EXERCISE BRIEF
If you see a picture in the data below, omit it and copy the rest exactly.

EXTRACTED INFORMATION

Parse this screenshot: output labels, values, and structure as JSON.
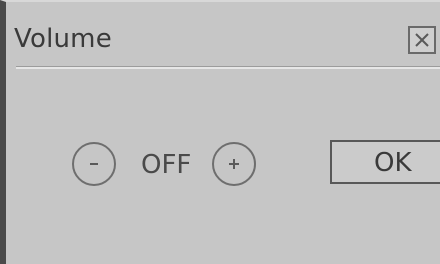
{
  "dialog": {
    "title": "Volume",
    "close_icon": "close-icon",
    "volume_value": "OFF",
    "decrease_icon": "minus-circle-icon",
    "increase_icon": "plus-circle-icon",
    "ok_label": "OK"
  },
  "colors": {
    "background": "#c6c6c6",
    "text": "#3a3a3a",
    "border": "#6e6e6e"
  }
}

WRITTEN SOLUTION
Parse this screenshot: output labels, values, and structure as JSON.
{
  "dialog": {
    "title": "Volume",
    "close_icon": "close-icon",
    "volume_value": "OFF",
    "decrease_icon": "minus-circle-icon",
    "increase_icon": "plus-circle-icon",
    "ok_label": "OK"
  },
  "colors": {
    "background": "#c6c6c6",
    "text": "#3a3a3a",
    "border": "#6e6e6e"
  }
}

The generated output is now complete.